For a long time, Solana has been associated with the founder of now-insolvent crypto exchange FTX and hedge fund Alameda Research, Sam Bankman-Fried. He was an early investor in the project and invested in numerous Solana ecosystem projects during the 2020-2021 bull mania.
So when FTX collapsed toward the end of 2022, Solana (SOL) and other “Sam coins” plummeted significantly — with Solana falling to lows of $9.89, down 96.3% from the peak of $259.96.
Since the start of 2023, Solana’s price has staged a recovery, gaining 175% to reach a peak of $27.37 as the ecosystem also witnessed growth.
However, more recently, SOL came under tremendous selling pressure after the Delaware Bankruptcy Court approved the sale of FTX’s digital assets, which include 55.75 million SOL worth $1.062 billion. However, the unlock schedule of FTX’s holdings and derivatives market positioning suggest that a counter move to the upside could happen instead.
After Judge John Dorsey made the ruling at a hearing on Sept. 13, the SOL price touched a weekly low of $17.96.
However, SOL gained around 4% on Sept. 14, with longs worth $800,000 liquidated since the prior day, per CoinGlass data.
Crypto trader MartyParty believes that selling pressure is overblown, as the majority of FTX’s SOL stake is vested from 2025 to 2027.
— MartyParty (@martypartymusic) September 13, 2023
Moreover, derivatives traders piled on with short orders after the announcement, which could result in a counter move to the upside.
Most FTX tokens are locked
The Solana Foundation released an update on FTX’s Solana holdings after its collapse, which showed that a portion of SOL tokens held by the defunct exchange are locked until 2027.
According to the schedule, more than 33 million SOL tokens are yet to be unlocked. It represents more than 60% of FTX’s holdings to be sold in the market.
According to the terms of the crypto conversion to fiat by FTX, there will be a cap of $50 million for the first week and $100 million in subsequent weeks, which limits the selling pressure.
There is an option to increase the limit, but it requires prior written approval of the creditors’ committee and ad hoc committee. There is also the option to raise the limit to $200 million weekly with the approval of the court.
Assuming that the creditors can sell all the SOL tokens, they’d need around 10 to 12 weeks to unload their total holdings, which will distribute the selling pressure over time.
The 30-day average daily volume on spot exchanges is $338 million, per CoinGecko data. On a weekly scale, it is around $2.5 billion, giving FTX’s selling pressure a small percentage of 4%.
MartyParty said of the comparison between daily spot volume and SOL’s potential selling pressure:
A even tiny’er drip you wouldn’t even notice. If you thought this event would dent Solana you are wrong and should not listen to grifters on social media and YouTube that know nothing about crypto.
Related: Court approves sale of FTX digital assets, up to $3.4B worth to be unleashed
Is a SOL short squeeze coming?
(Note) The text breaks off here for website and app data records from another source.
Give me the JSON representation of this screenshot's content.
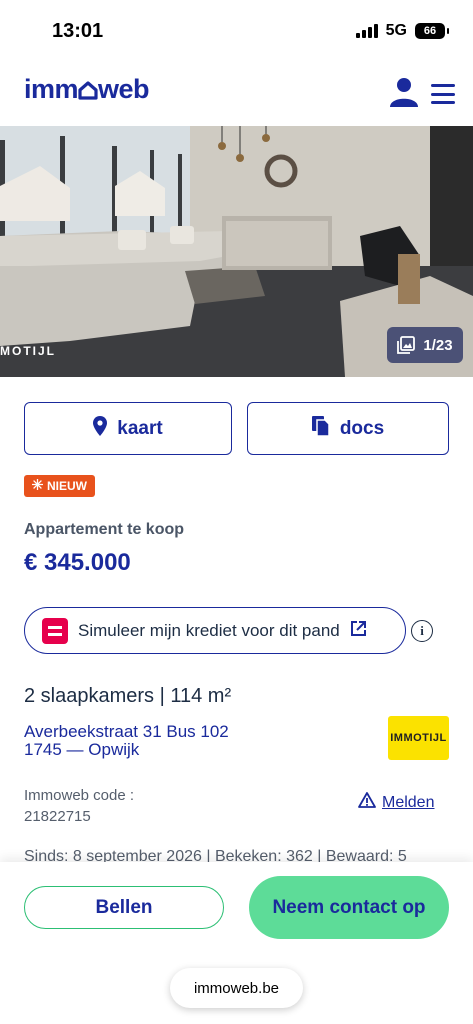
{
  "status": {
    "time": "13:01",
    "network": "5G",
    "battery": "66"
  },
  "header": {
    "logo_pre": "imm",
    "logo_post": "web"
  },
  "photo": {
    "watermark": "MOTIJL",
    "counter": "1/23"
  },
  "actions": {
    "map_label": "kaart",
    "docs_label": "docs"
  },
  "listing": {
    "badge": "NIEUW",
    "type": "Appartement te koop",
    "price": "€ 345.000",
    "credit_text": "Simuleer mijn krediet voor dit pand",
    "info": "i",
    "summary": "2 slaapkamers | 114 m²",
    "address_line1": "Averbeekstraat 31 Bus 102",
    "address_line2": "1745 — Opwijk",
    "agency": "IMMOTIJL",
    "code_label": "Immoweb code :",
    "code_value": "21822715",
    "report_label": "Melden",
    "meta": "Sinds: 8 september 2026 | Bekeken: 362 | Bewaard: 5"
  },
  "bottom": {
    "call_label": "Bellen",
    "contact_label": "Neem contact op",
    "url": "immoweb.be"
  },
  "colors": {
    "brand_blue": "#1a2a9c",
    "green": "#5ddc98",
    "badge_orange": "#e8521c",
    "bank_red": "#e6004c",
    "agency_yellow": "#fbe200"
  },
  "icons": [
    "wifi-less-signal-icon",
    "user-icon",
    "hamburger-menu-icon",
    "gallery-icon",
    "map-pin-icon",
    "documents-icon",
    "sparkle-icon",
    "external-link-icon",
    "info-icon",
    "warning-icon"
  ]
}
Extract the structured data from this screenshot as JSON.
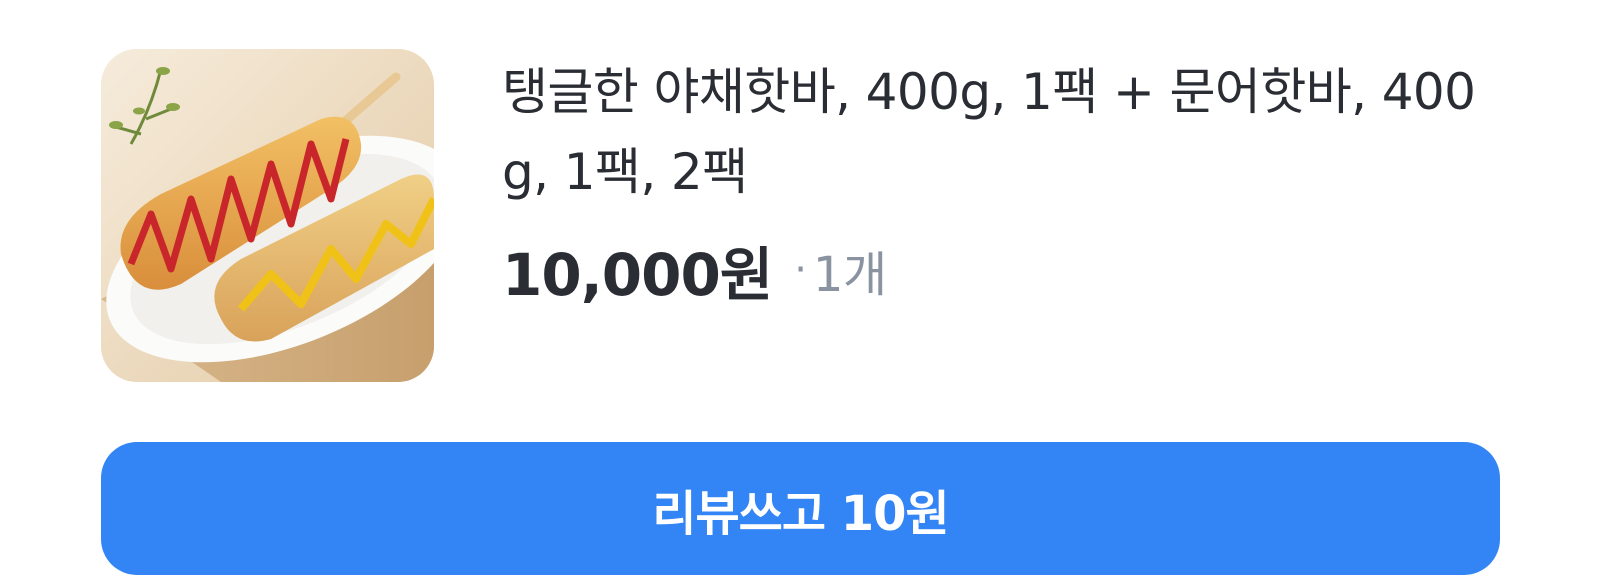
{
  "product": {
    "image_icon": "product-photo-hotbar-skewers",
    "title": "탱글한 야채핫바, 400g, 1팩 + 문어핫바, 400g, 1팩, 2팩",
    "price": "10,000원",
    "separator": "·",
    "quantity": "1개"
  },
  "actions": {
    "review_label": "리뷰쓰고 10원"
  },
  "colors": {
    "accent": "#3384f4",
    "text_primary": "#2a2d33",
    "text_secondary": "#8a93a0"
  }
}
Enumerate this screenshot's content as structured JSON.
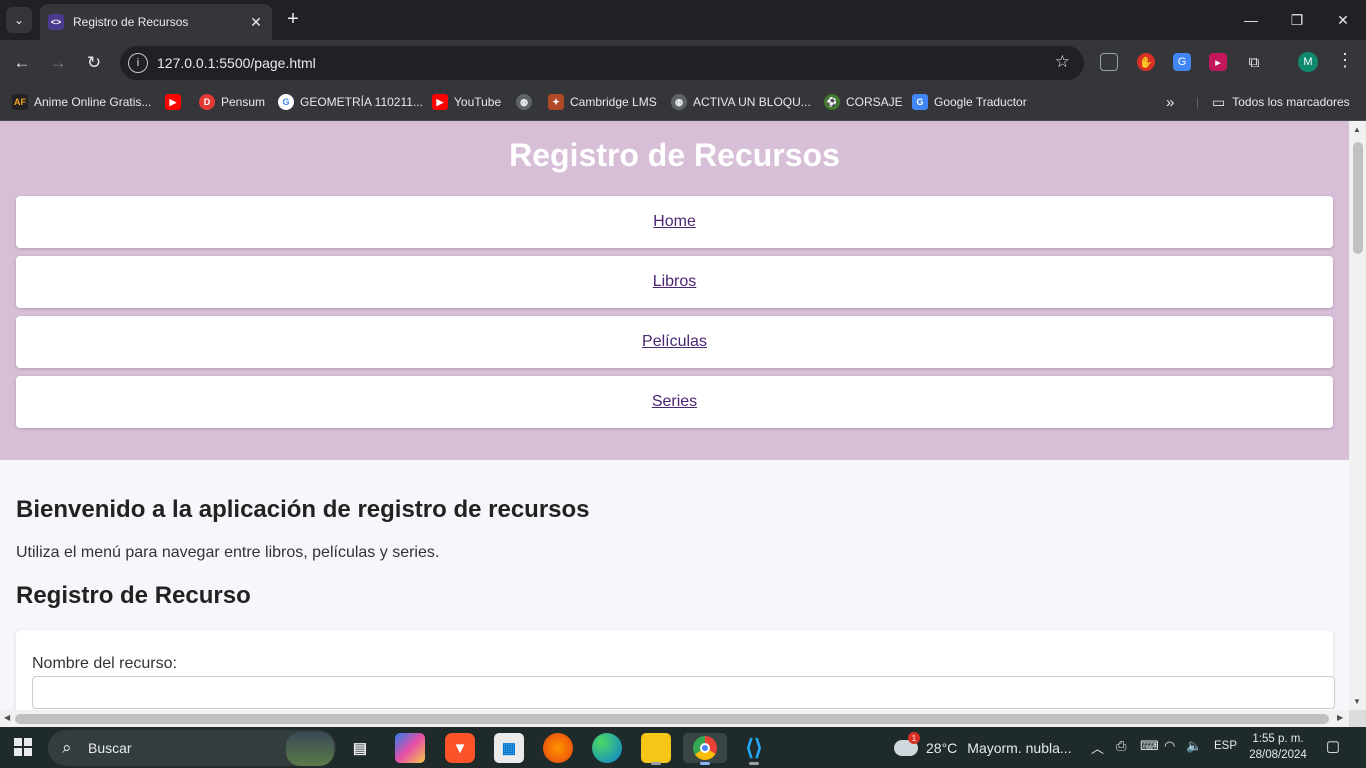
{
  "browser": {
    "tab_title": "Registro de Recursos",
    "url": "127.0.0.1:5500/page.html",
    "profile_initial": "M",
    "bookmarks": [
      {
        "label": "Anime Online Gratis...",
        "icon": "af-icon",
        "icon_text": "AF",
        "color": "#222222"
      },
      {
        "label": "",
        "icon": "youtube-icon",
        "icon_text": "▶",
        "color": "#ff0000"
      },
      {
        "label": "Pensum",
        "icon": "pensum-icon",
        "icon_text": "D",
        "color": "#e53935"
      },
      {
        "label": "GEOMETRÍA 110211...",
        "icon": "google-icon",
        "icon_text": "G",
        "color": "#ffffff"
      },
      {
        "label": "YouTube",
        "icon": "youtube-icon",
        "icon_text": "▶",
        "color": "#ff0000"
      },
      {
        "label": "",
        "icon": "globe-icon",
        "icon_text": "◍",
        "color": "#5f6368"
      },
      {
        "label": "Cambridge LMS",
        "icon": "cambridge-icon",
        "icon_text": "✦",
        "color": "#b24a2a"
      },
      {
        "label": "ACTIVA UN BLOQU...",
        "icon": "globe-icon",
        "icon_text": "◍",
        "color": "#5f6368"
      },
      {
        "label": "CORSAJE",
        "icon": "corsaje-icon",
        "icon_text": "⚽",
        "color": "#3d7a2a"
      },
      {
        "label": "Google Traductor",
        "icon": "translate-icon",
        "icon_text": "G",
        "color": "#4285f4"
      }
    ],
    "all_bookmarks": "Todos los marcadores"
  },
  "page": {
    "header_title": "Registro de Recursos",
    "nav": [
      "Home",
      "Libros",
      "Películas",
      "Series"
    ],
    "welcome_title": "Bienvenido a la aplicación de registro de recursos",
    "welcome_text": "Utiliza el menú para navegar entre libros, películas y series.",
    "form_title": "Registro de Recurso",
    "field_label": "Nombre del recurso:",
    "field_value": ""
  },
  "taskbar": {
    "search_placeholder": "Buscar",
    "weather_temp": "28°C",
    "weather_text": "Mayorm. nubla...",
    "weather_badge": "1",
    "language": "ESP",
    "time": "1:55 p. m.",
    "date": "28/08/2024"
  },
  "colors": {
    "header_bg": "#d8bfd8",
    "nav_link": "#4b2673",
    "page_bg": "#f6f7fb"
  }
}
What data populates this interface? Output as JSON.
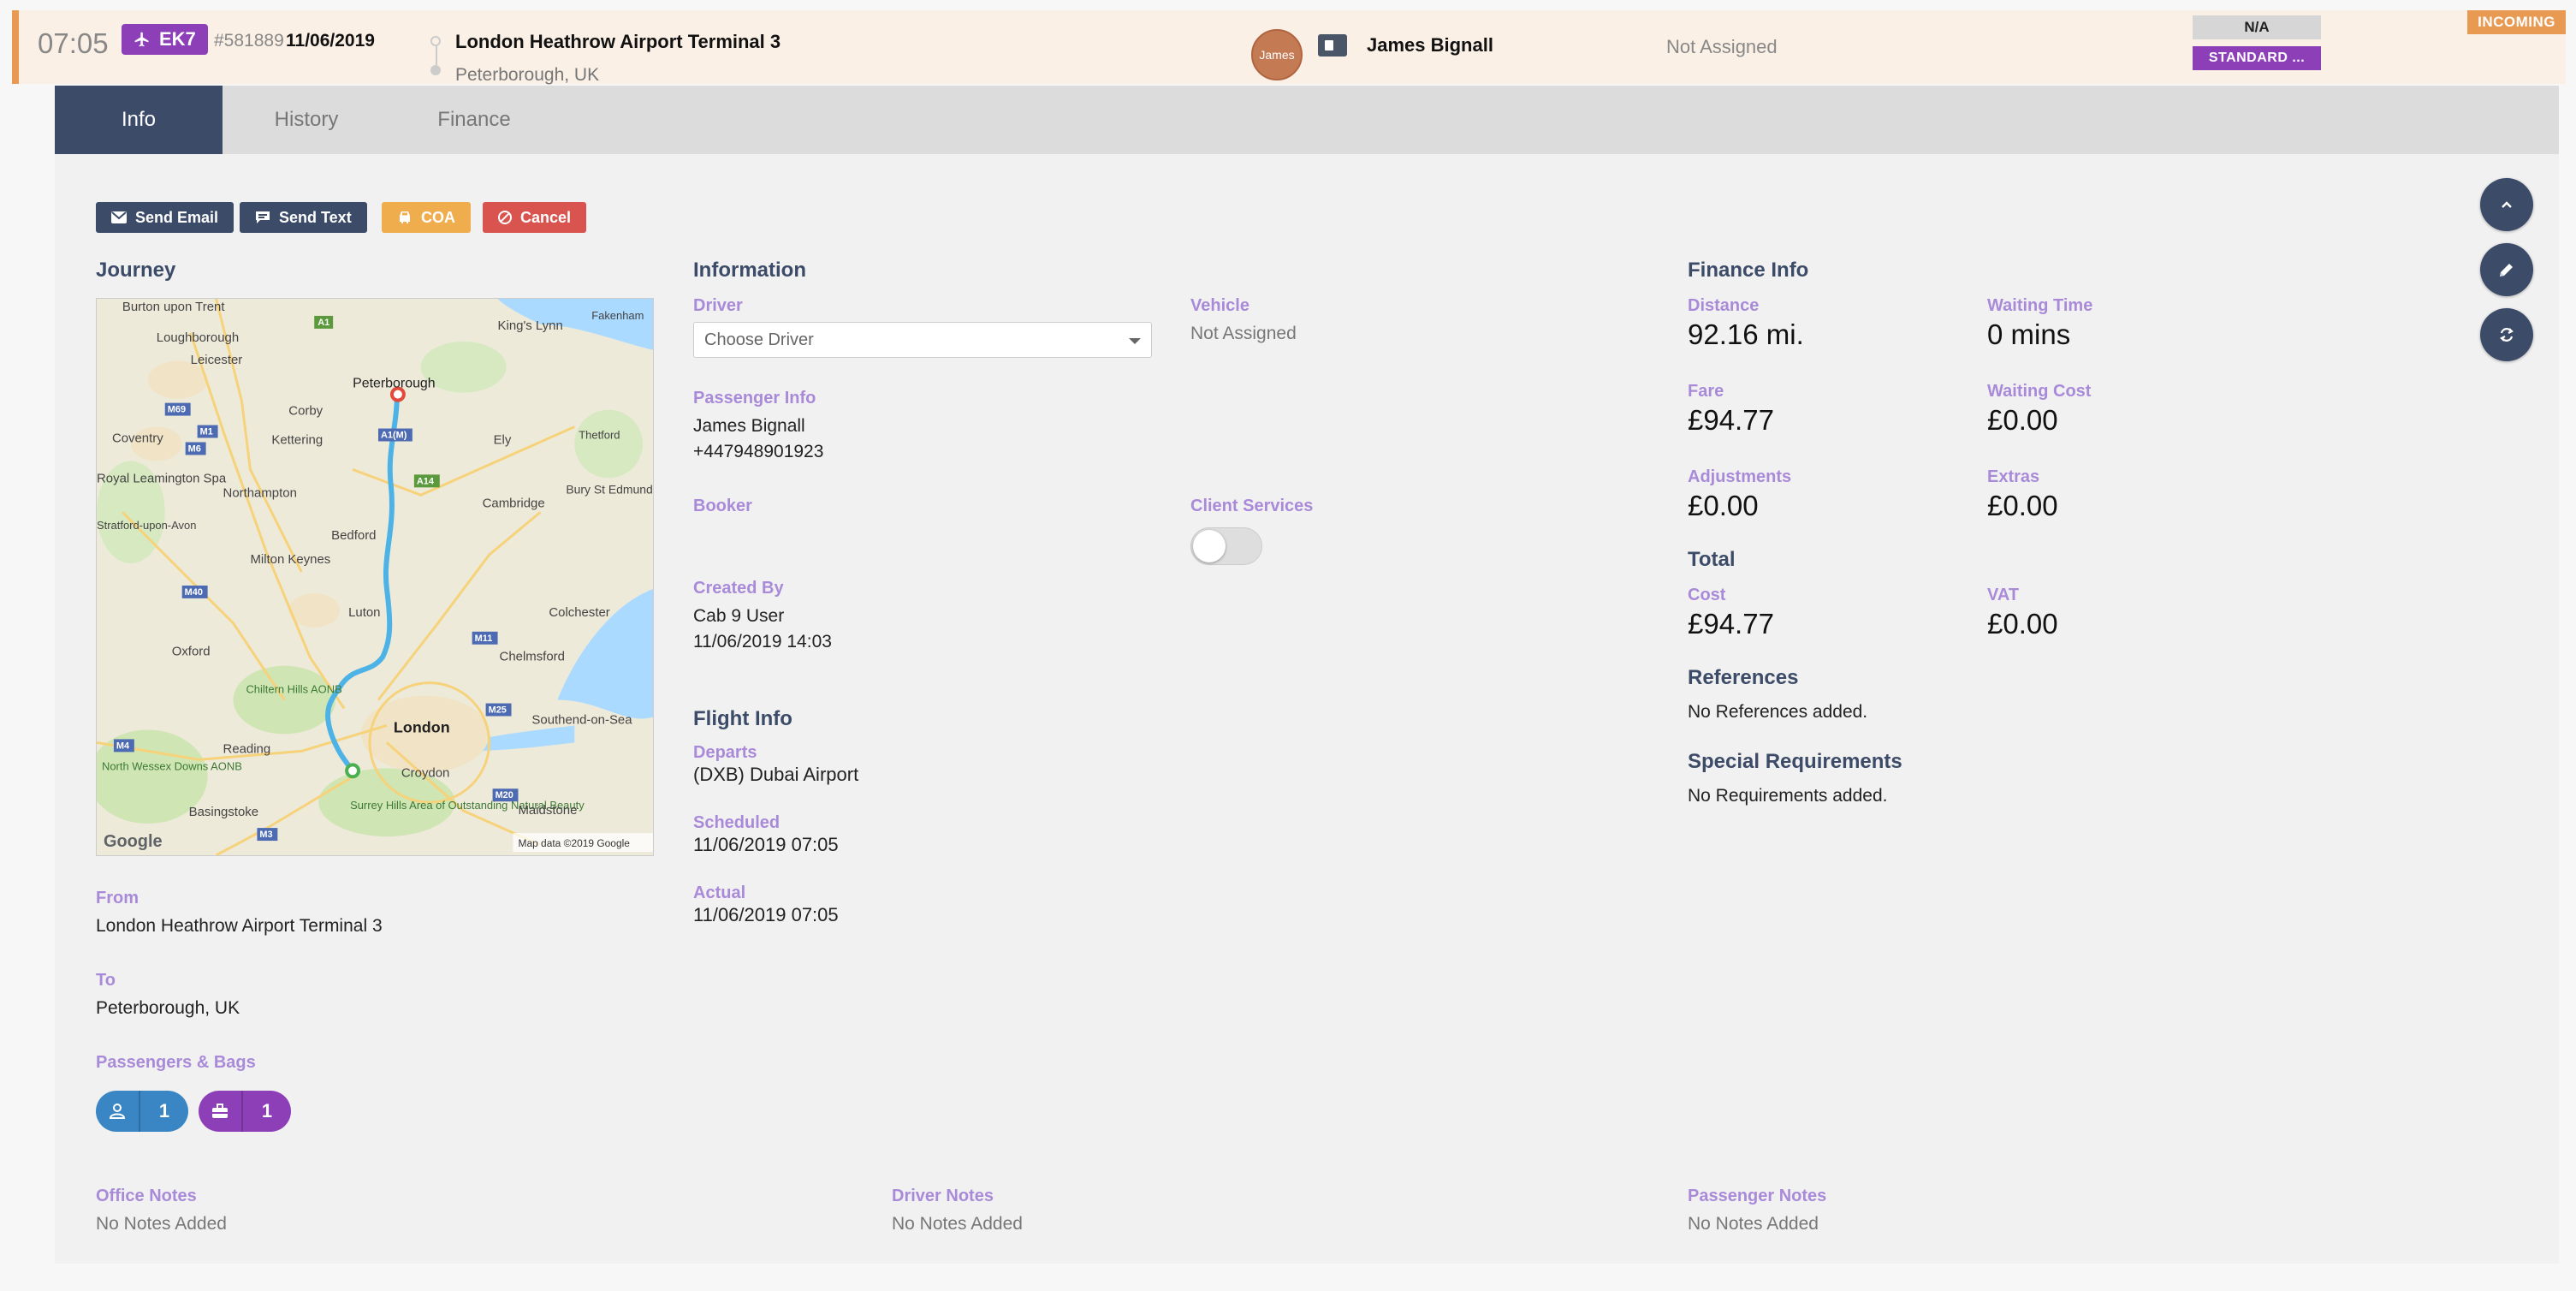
{
  "booking": {
    "time": "07:05",
    "flight": "EK7",
    "ref": "#581889",
    "date": "11/06/2019",
    "pickup": "London Heathrow Airport Terminal 3",
    "dropoff": "Peterborough, UK",
    "avatar_text": "James",
    "passenger": "James Bignall",
    "driver_status": "Not Assigned",
    "tag_na": "N/A",
    "tag_service": "STANDARD ...",
    "status": "INCOMING"
  },
  "tabs": [
    "Info",
    "History",
    "Finance"
  ],
  "actions": {
    "send_email": "Send Email",
    "send_text": "Send Text",
    "coa": "COA",
    "cancel": "Cancel"
  },
  "journey": {
    "title": "Journey",
    "map": {
      "towns": [
        "Burton upon Trent",
        "Loughborough",
        "Leicester",
        "Peterborough",
        "King's Lynn",
        "Fakenham",
        "Corby",
        "Kettering",
        "Coventry",
        "Royal Leamington Spa",
        "Ely",
        "Thetford",
        "Northampton",
        "Cambridge",
        "Bury St Edmunds",
        "Stratford-upon-Avon",
        "Bedford",
        "Milton Keynes",
        "Luton",
        "Colchester",
        "Oxford",
        "Chelmsford",
        "Chiltern Hills AONB",
        "London",
        "Southend-on-Sea",
        "Reading",
        "North Wessex Downs AONB",
        "Croydon",
        "Basingstoke",
        "Surrey Hills Area of Outstanding Natural Beauty",
        "Maidstone"
      ],
      "roads": [
        "A1",
        "M69",
        "M1",
        "M6",
        "A1(M)",
        "A14",
        "M40",
        "M11",
        "M25",
        "M4",
        "M20",
        "M3"
      ],
      "logo": "Google",
      "attribution": "Map data ©2019 Google"
    },
    "from_label": "From",
    "from_value": "London Heathrow Airport Terminal 3",
    "to_label": "To",
    "to_value": "Peterborough, UK",
    "pax_bags_label": "Passengers & Bags",
    "passengers": "1",
    "bags": "1"
  },
  "information": {
    "title": "Information",
    "driver_label": "Driver",
    "driver_placeholder": "Choose Driver",
    "vehicle_label": "Vehicle",
    "vehicle_value": "Not Assigned",
    "passenger_info_label": "Passenger Info",
    "passenger_name": "James Bignall",
    "passenger_phone": "+447948901923",
    "booker_label": "Booker",
    "client_services_label": "Client Services",
    "client_services_on": false,
    "created_by_label": "Created By",
    "created_by_user": "Cab 9 User",
    "created_by_time": "11/06/2019 14:03"
  },
  "flight_info": {
    "title": "Flight Info",
    "departs_label": "Departs",
    "departs_value": "(DXB) Dubai Airport",
    "scheduled_label": "Scheduled",
    "scheduled_value": "11/06/2019 07:05",
    "actual_label": "Actual",
    "actual_value": "11/06/2019 07:05"
  },
  "finance": {
    "title": "Finance Info",
    "distance_label": "Distance",
    "distance_value": "92.16 mi.",
    "waiting_time_label": "Waiting Time",
    "waiting_time_value": "0 mins",
    "fare_label": "Fare",
    "fare_value": "£94.77",
    "waiting_cost_label": "Waiting Cost",
    "waiting_cost_value": "£0.00",
    "adjustments_label": "Adjustments",
    "adjustments_value": "£0.00",
    "extras_label": "Extras",
    "extras_value": "£0.00",
    "total_title": "Total",
    "cost_label": "Cost",
    "cost_value": "£94.77",
    "vat_label": "VAT",
    "vat_value": "£0.00"
  },
  "references": {
    "title": "References",
    "value": "No References added."
  },
  "special_requirements": {
    "title": "Special Requirements",
    "value": "No Requirements added."
  },
  "notes": {
    "office_label": "Office Notes",
    "office_value": "No Notes Added",
    "driver_label": "Driver Notes",
    "driver_value": "No Notes Added",
    "passenger_label": "Passenger Notes",
    "passenger_value": "No Notes Added"
  },
  "colors": {
    "primary": "#3c4b68",
    "accent_purple": "#8d3fb8",
    "label_purple": "#a98ad9",
    "incoming_orange": "#e89a53",
    "cancel_red": "#d9534f",
    "coa_amber": "#f0ad4e",
    "route_blue": "#4db3e6"
  }
}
CoinGlass data shows that the funding rate for perpetual swap contracts on crypto exchanges plunged to -21.1% per annum on Sept. 13, indicating a crowding of short orders.
Perpetual swaps are futures contracts without expiration and a funding rate mechanism that helps in identifying the relative demand for long and short orders. A positive funding rate suggests demand for long orders and vice versa.
The open interest volumes for SOL have increased from $266 million to $327 million over the week, with funding rate data showing that traders have maintained a bearish inclination, opening up the possibility of a short squeeze.
A short squeeze occurs when short traders are forced to buy an asset back at a higher price to close out their short positions as the asset price increases.
Notably, since August, negative funding rates have resulted in flat price returns thus far. However, more often than not, there can be a price surge to scare away the shorts and neutralize funding rates.
According to MartyParty, “retail shorts stacked to $30 liquidation level,” as he expects “all these to be flushed in a market maker squeeze.”
The liquidation heatmap from CoinGlass shows that there is a large number of leveraged positions on both sides of the current SOL price, with the most concentrated at $20.50 and $17.06.
Technically, SOL has faced resistance from the descending trendline since July. It is also trading below its 50- and 200-day moving averages of $21.08 and $22.09, respectively, which could act as resistance levels.
This article does not contain investment advice or recommendations. Every investment and trading move involves risk, and readers should conduct their own research when making a decision.
Read the full article here